### Problem description
Which lines of the data include the string "title"? List them all.
** Opening Source material block **
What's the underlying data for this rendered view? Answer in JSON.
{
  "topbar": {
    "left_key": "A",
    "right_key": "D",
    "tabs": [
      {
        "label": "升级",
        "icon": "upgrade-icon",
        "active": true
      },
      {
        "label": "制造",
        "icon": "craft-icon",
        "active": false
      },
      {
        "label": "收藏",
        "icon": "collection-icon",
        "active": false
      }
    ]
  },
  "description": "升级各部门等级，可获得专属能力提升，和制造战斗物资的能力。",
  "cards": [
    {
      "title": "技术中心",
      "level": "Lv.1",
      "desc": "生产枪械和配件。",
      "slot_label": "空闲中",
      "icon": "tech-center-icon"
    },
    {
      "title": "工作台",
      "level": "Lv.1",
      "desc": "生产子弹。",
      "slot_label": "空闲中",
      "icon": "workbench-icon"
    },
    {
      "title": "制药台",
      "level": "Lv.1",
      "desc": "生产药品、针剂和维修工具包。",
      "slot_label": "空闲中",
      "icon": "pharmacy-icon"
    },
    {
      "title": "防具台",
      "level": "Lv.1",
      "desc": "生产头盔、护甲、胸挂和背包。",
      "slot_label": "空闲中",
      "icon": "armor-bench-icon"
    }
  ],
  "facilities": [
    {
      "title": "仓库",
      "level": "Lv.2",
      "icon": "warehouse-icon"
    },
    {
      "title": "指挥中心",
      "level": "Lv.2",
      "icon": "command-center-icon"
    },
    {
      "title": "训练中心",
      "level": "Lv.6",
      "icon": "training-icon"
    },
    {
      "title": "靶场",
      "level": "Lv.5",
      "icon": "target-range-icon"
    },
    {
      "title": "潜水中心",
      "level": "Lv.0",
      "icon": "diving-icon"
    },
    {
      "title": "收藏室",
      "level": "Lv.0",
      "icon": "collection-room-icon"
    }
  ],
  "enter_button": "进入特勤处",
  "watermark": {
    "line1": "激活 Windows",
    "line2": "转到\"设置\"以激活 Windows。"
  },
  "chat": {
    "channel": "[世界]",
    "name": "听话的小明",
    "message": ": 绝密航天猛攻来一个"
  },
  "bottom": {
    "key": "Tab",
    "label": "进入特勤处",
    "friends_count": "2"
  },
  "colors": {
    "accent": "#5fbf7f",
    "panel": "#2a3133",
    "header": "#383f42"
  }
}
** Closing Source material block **
### Task result
      "title": "技术中心",
      "title": "工作台",
      "title": "制药台",
      "title": "防具台",
      "title": "仓库",
      "title": "指挥中心",
      "title": "训练中心",
      "title": "靶场",
      "title": "潜水中心",
      "title": "收藏室",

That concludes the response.